Lactose intolerance

Lactose is a natural sugar found in milk and some milk products such as yoghurt and ice cream. An enzyme called lactase usually breaks down lactose in your small intestine. Lactose intolerance happens when your small intestine doesn't make enough lactase.

When this happens, the lactose passes through to your large bowel. The bacteria that live in your large bowel break down the lactose. This causes symptoms such as:

These symptoms usually begin 30 minutes to two hours after eating or drinking lactose-rich foods.

Lactose intolerance is not common in pēpi (babies). Most lactose intolerance starts during childhood or the teenage years.

It's more common in Asian, Middle Eastern, Mediterranean, South American and African people. It may also be more common in Māori and Pasifika people.

People sometimes get lactose intolerance after gastroenteritis (tummy bug). It can also happen due to damage to the small intestine caused by diseases such as coeliac disease. This type of lactose intolerance usually disappears once the infection or disease has been treated.

Milk allergies

Lactose intolerance is not the same as a milk allergy.

A milk allergy is an allergic reaction to the protein in milk and is more common in pēpi babies and young tamariki (children) than adults. It usually disappears as tamariki grow older.

If you have a milk allergy, you need to avoid all animal milk and milk products.
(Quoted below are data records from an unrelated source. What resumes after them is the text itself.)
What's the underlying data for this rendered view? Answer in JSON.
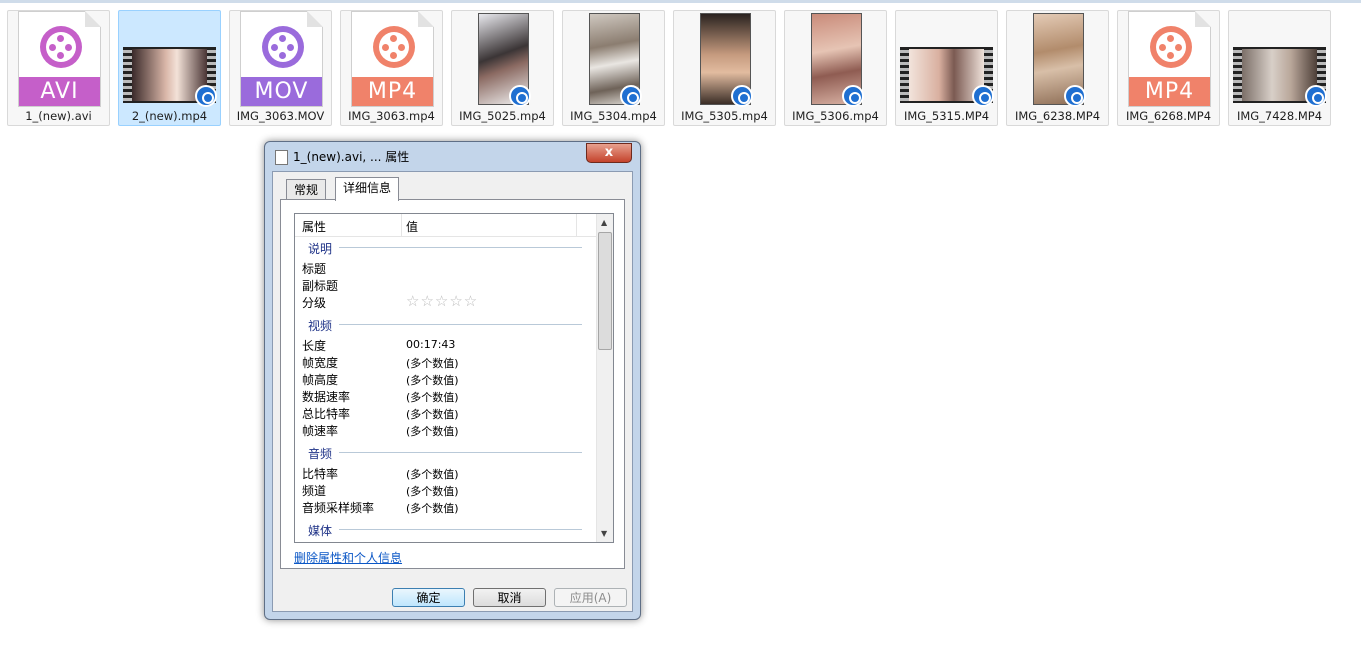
{
  "files": [
    {
      "name": "1_(new).avi",
      "kind": "doc",
      "badge": "AVI",
      "color": "#c55fc9"
    },
    {
      "name": "2_(new).mp4",
      "kind": "film"
    },
    {
      "name": "IMG_3063.MOV",
      "kind": "doc",
      "badge": "MOV",
      "color": "#9a6bdc"
    },
    {
      "name": "IMG_3063.mp4",
      "kind": "doc",
      "badge": "MP4",
      "color": "#f0826a"
    },
    {
      "name": "IMG_5025.mp4",
      "kind": "portrait"
    },
    {
      "name": "IMG_5304.mp4",
      "kind": "portrait"
    },
    {
      "name": "IMG_5305.mp4",
      "kind": "portrait"
    },
    {
      "name": "IMG_5306.mp4",
      "kind": "portrait"
    },
    {
      "name": "IMG_5315.MP4",
      "kind": "film"
    },
    {
      "name": "IMG_6238.MP4",
      "kind": "portrait"
    },
    {
      "name": "IMG_6268.MP4",
      "kind": "doc",
      "badge": "MP4",
      "color": "#f0826a"
    },
    {
      "name": "IMG_7428.MP4",
      "kind": "film"
    }
  ],
  "dialog": {
    "title": "1_(new).avi, ... 属性",
    "close": "x",
    "tabs": [
      "常规",
      "详细信息"
    ],
    "columns": {
      "property": "属性",
      "value": "值"
    },
    "groups": {
      "description": "说明",
      "video": "视频",
      "audio": "音频",
      "media": "媒体"
    },
    "rows": {
      "title": "标题",
      "subtitle": "副标题",
      "rating": "分级",
      "length": "长度",
      "length_value": "00:17:43",
      "frame_width": "帧宽度",
      "frame_height": "帧高度",
      "data_rate": "数据速率",
      "total_bitrate": "总比特率",
      "frame_rate": "帧速率",
      "bitrate": "比特率",
      "channels": "频道",
      "sample_rate": "音频采样频率",
      "multiple": "(多个数值)"
    },
    "rating_stars": "☆☆☆☆☆",
    "remove_link": "删除属性和个人信息",
    "buttons": {
      "ok": "确定",
      "cancel": "取消",
      "apply": "应用(A)"
    }
  },
  "colors": {
    "selected": "#cce8ff",
    "accent": "#1f6fd1"
  }
}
If you have a lactose intolerance, you can usually eat cheese and small amounts of milk and yoghurt.

Diagnosing lactose intolerance
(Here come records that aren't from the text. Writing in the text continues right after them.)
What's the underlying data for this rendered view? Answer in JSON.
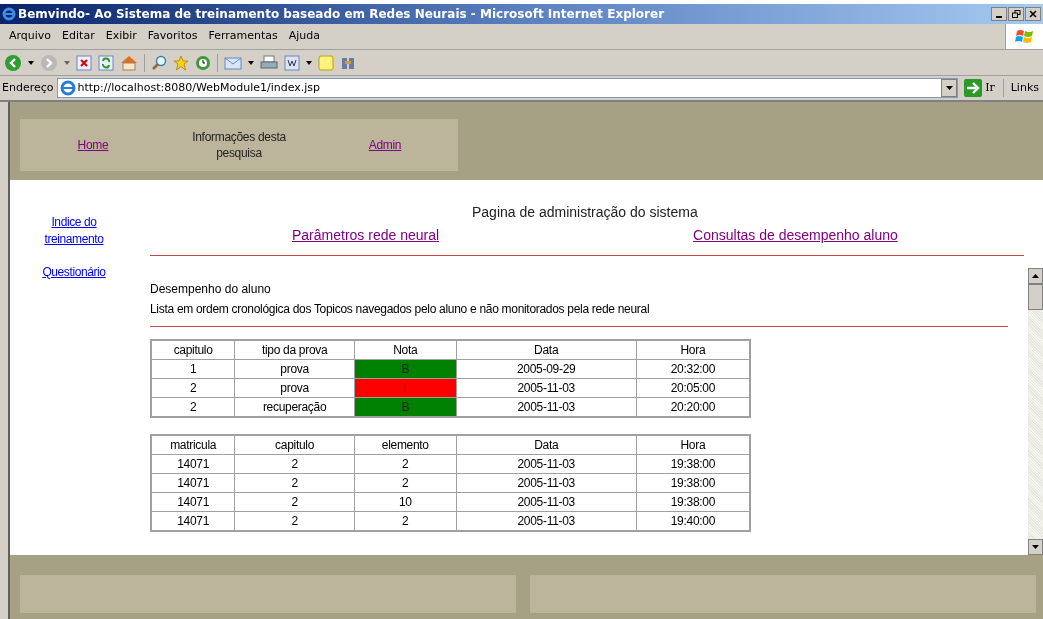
{
  "window": {
    "title": "Bemvindo- Ao Sistema de treinamento baseado em Redes Neurais - Microsoft Internet Explorer"
  },
  "menu": [
    "Arquivo",
    "Editar",
    "Exibir",
    "Favoritos",
    "Ferramentas",
    "Ajuda"
  ],
  "address_bar": {
    "label": "Endereço",
    "url": "http://localhost:8080/WebModule1/index.jsp",
    "go": "Ir",
    "links": "Links"
  },
  "header_nav": [
    {
      "kind": "link",
      "text": "Home",
      "visited": true
    },
    {
      "kind": "text",
      "text": "Informações desta pesquisa"
    },
    {
      "kind": "link",
      "text": "Admin",
      "visited": true
    }
  ],
  "sidebar": [
    {
      "text": "Indice do treinamento",
      "visited": false
    },
    {
      "text": "Questionário",
      "visited": false
    }
  ],
  "page_title": "Pagina de administração do sistema",
  "admin_links": [
    {
      "text": "Parâmetros rede neural",
      "visited": true
    },
    {
      "text": "Consultas de desempenho aluno",
      "visited": true
    }
  ],
  "section": {
    "heading": "Desempenho do aluno",
    "description": "Lista em ordem cronológica dos Topicos navegados pelo aluno e não monitorados pela rede neural"
  },
  "tests_table": {
    "columns": [
      "capitulo",
      "tipo da prova",
      "Nota",
      "Data",
      "Hora"
    ],
    "rows": [
      {
        "capitulo": "1",
        "tipo": "prova",
        "nota": "B",
        "color": "#008000",
        "data": "2005-09-29",
        "hora": "20:32:00"
      },
      {
        "capitulo": "2",
        "tipo": "prova",
        "nota": "I",
        "color": "#ff0000",
        "data": "2005-11-03",
        "hora": "20:05:00"
      },
      {
        "capitulo": "2",
        "tipo": "recuperação",
        "nota": "B",
        "color": "#008000",
        "data": "2005-11-03",
        "hora": "20:20:00"
      }
    ]
  },
  "topics_table": {
    "columns": [
      "matricula",
      "capitulo",
      "elemento",
      "Data",
      "Hora"
    ],
    "rows": [
      [
        "14071",
        "2",
        "2",
        "2005-11-03",
        "19:38:00"
      ],
      [
        "14071",
        "2",
        "2",
        "2005-11-03",
        "19:38:00"
      ],
      [
        "14071",
        "2",
        "10",
        "2005-11-03",
        "19:38:00"
      ],
      [
        "14071",
        "2",
        "2",
        "2005-11-03",
        "19:40:00"
      ]
    ]
  }
}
If you think you might be lactose intolerant, talk to your GP or practice nurse. They will ask you about your symptoms and your health and lifestyle.
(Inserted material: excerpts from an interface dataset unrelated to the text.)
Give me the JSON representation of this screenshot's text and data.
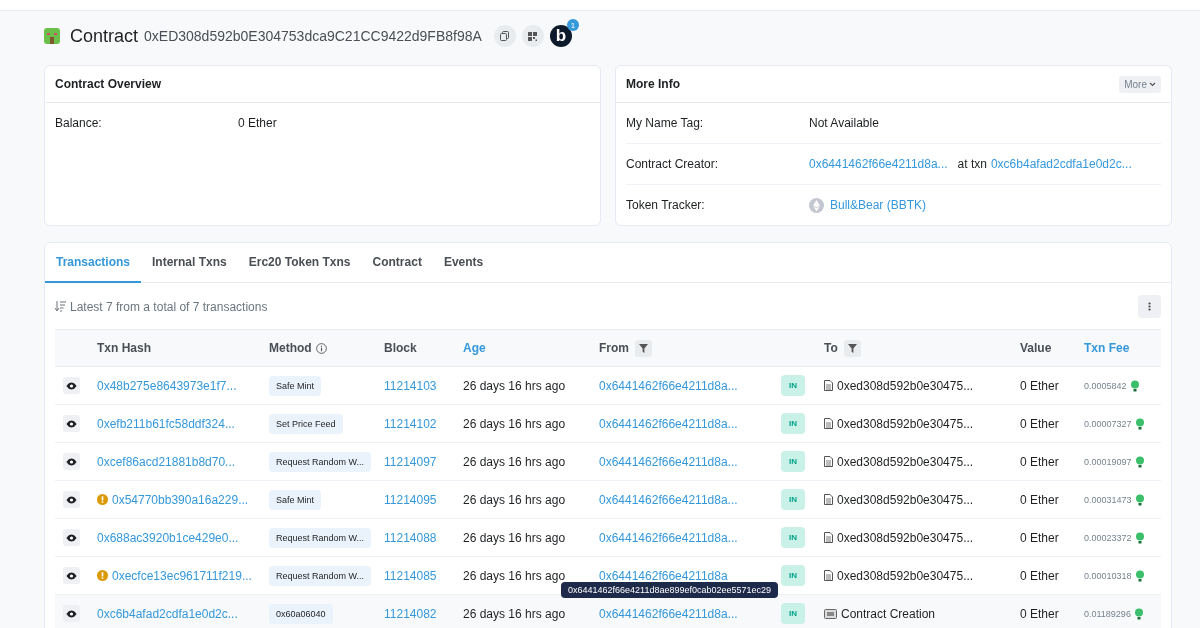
{
  "header": {
    "title": "Contract",
    "address": "0xED308d592b0E304753dca9C21CC9422d9FB8f98A",
    "badge_count": "1",
    "badge_letter": "b"
  },
  "overview": {
    "title": "Contract Overview",
    "rows": [
      {
        "label": "Balance:",
        "value": "0 Ether"
      }
    ]
  },
  "more_info": {
    "title": "More Info",
    "more_button": "More",
    "name_tag": {
      "label": "My Name Tag:",
      "value": "Not Available"
    },
    "creator": {
      "label": "Contract Creator:",
      "address": "0x6441462f66e4211d8a...",
      "at_txn": "at txn",
      "txn": "0xc6b4afad2cdfa1e0d2c..."
    },
    "token_tracker": {
      "label": "Token Tracker:",
      "value": "Bull&Bear (BBTK)"
    }
  },
  "tabs": [
    {
      "label": "Transactions",
      "selected": true
    },
    {
      "label": "Internal Txns",
      "selected": false
    },
    {
      "label": "Erc20 Token Txns",
      "selected": false
    },
    {
      "label": "Contract",
      "selected": false
    },
    {
      "label": "Events",
      "selected": false
    }
  ],
  "summary": "Latest 7 from a total of 7 transactions",
  "table": {
    "columns": [
      {
        "kind": "plain"
      },
      {
        "label": "Txn Hash",
        "kind": "plain"
      },
      {
        "label": "Method",
        "kind": "info"
      },
      {
        "label": "Block",
        "kind": "plain"
      },
      {
        "label": "Age",
        "kind": "link"
      },
      {
        "label": "From",
        "kind": "filter"
      },
      {
        "kind": "plain"
      },
      {
        "label": "To",
        "kind": "filter"
      },
      {
        "label": "Value",
        "kind": "plain"
      },
      {
        "label": "Txn Fee",
        "kind": "link"
      }
    ],
    "rows": [
      {
        "hash": "0x48b275e8643973e1f7...",
        "error": false,
        "method": "Safe Mint",
        "block": "11214103",
        "age": "26 days 16 hrs ago",
        "from": "0x6441462f66e4211d8a...",
        "direction": "IN",
        "to": "0xed308d592b0e30475...",
        "kind": "contract",
        "value": "0 Ether",
        "fee": "0.0005842",
        "hovered": false
      },
      {
        "hash": "0xefb211b61fc58ddf324...",
        "error": false,
        "method": "Set Price Feed",
        "block": "11214102",
        "age": "26 days 16 hrs ago",
        "from": "0x6441462f66e4211d8a...",
        "direction": "IN",
        "to": "0xed308d592b0e30475...",
        "kind": "contract",
        "value": "0 Ether",
        "fee": "0.00007327",
        "hovered": false
      },
      {
        "hash": "0xcef86acd21881b8d70...",
        "error": false,
        "method": "Request Random W...",
        "block": "11214097",
        "age": "26 days 16 hrs ago",
        "from": "0x6441462f66e4211d8a...",
        "direction": "IN",
        "to": "0xed308d592b0e30475...",
        "kind": "contract",
        "value": "0 Ether",
        "fee": "0.00019097",
        "hovered": false
      },
      {
        "hash": "0x54770bb390a16a229...",
        "error": true,
        "method": "Safe Mint",
        "block": "11214095",
        "age": "26 days 16 hrs ago",
        "from": "0x6441462f66e4211d8a...",
        "direction": "IN",
        "to": "0xed308d592b0e30475...",
        "kind": "contract",
        "value": "0 Ether",
        "fee": "0.00031473",
        "hovered": false
      },
      {
        "hash": "0x688ac3920b1ce429e0...",
        "error": false,
        "method": "Request Random W...",
        "block": "11214088",
        "age": "26 days 16 hrs ago",
        "from": "0x6441462f66e4211d8a...",
        "direction": "IN",
        "to": "0xed308d592b0e30475...",
        "kind": "contract",
        "value": "0 Ether",
        "fee": "0.00023372",
        "hovered": false
      },
      {
        "hash": "0xecfce13ec961711f219...",
        "error": true,
        "method": "Request Random W...",
        "block": "11214085",
        "age": "26 days 16 hrs ago",
        "from": "0x6441462f66e4211d8a",
        "direction": "IN",
        "to": "0xed308d592b0e30475...",
        "kind": "contract",
        "value": "0 Ether",
        "fee": "0.00010318",
        "hovered": false
      },
      {
        "hash": "0xc6b4afad2cdfa1e0d2c...",
        "error": false,
        "method": "0x60a06040",
        "block": "11214082",
        "age": "26 days 16 hrs ago",
        "from": "0x6441462f66e4211d8a...",
        "direction": "IN",
        "to": "Contract Creation",
        "kind": "creation",
        "value": "0 Ether",
        "fee": "0.01189296",
        "hovered": true,
        "tooltip": "0x6441462f66e4211d8ae899ef0cab02ee5571ec29"
      }
    ]
  }
}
If it's possible that you're lactose intolerant, you'll need to avoid lactose-rich foods for two weeks to check if your symptoms go away.

Lactose-rich foods include:

  • fresh cow, goat and sheep milk
  • powdered, evaporated, and long-life milk
  • buttermilk
  • sweetened condensed milk
  • yoghurt
  • custard
  • ice cream
  • creamy pasta sauces and white sauces
  • sour cream and crème fraîche
  • soft unripened cheeses such as ricotta, cottage, cream cheese and mascarpone.

You will not need to avoid bread, biscuits or cake that contain milk. The amount of milk in these foods is not enough to cause symptoms.

If your symptoms do not get better after two weeks, then you aren't lactose intolerant. You should start eating normally again and see your GP.

If your symptoms get much better after two weeks, then you know lactose is a problem.

On the next page: Self-care for lactose intolerance

Written by HealthInfo clinical advisers. Last reviewed December 2021.


Page reference: 250023

Review key: HILAC-250023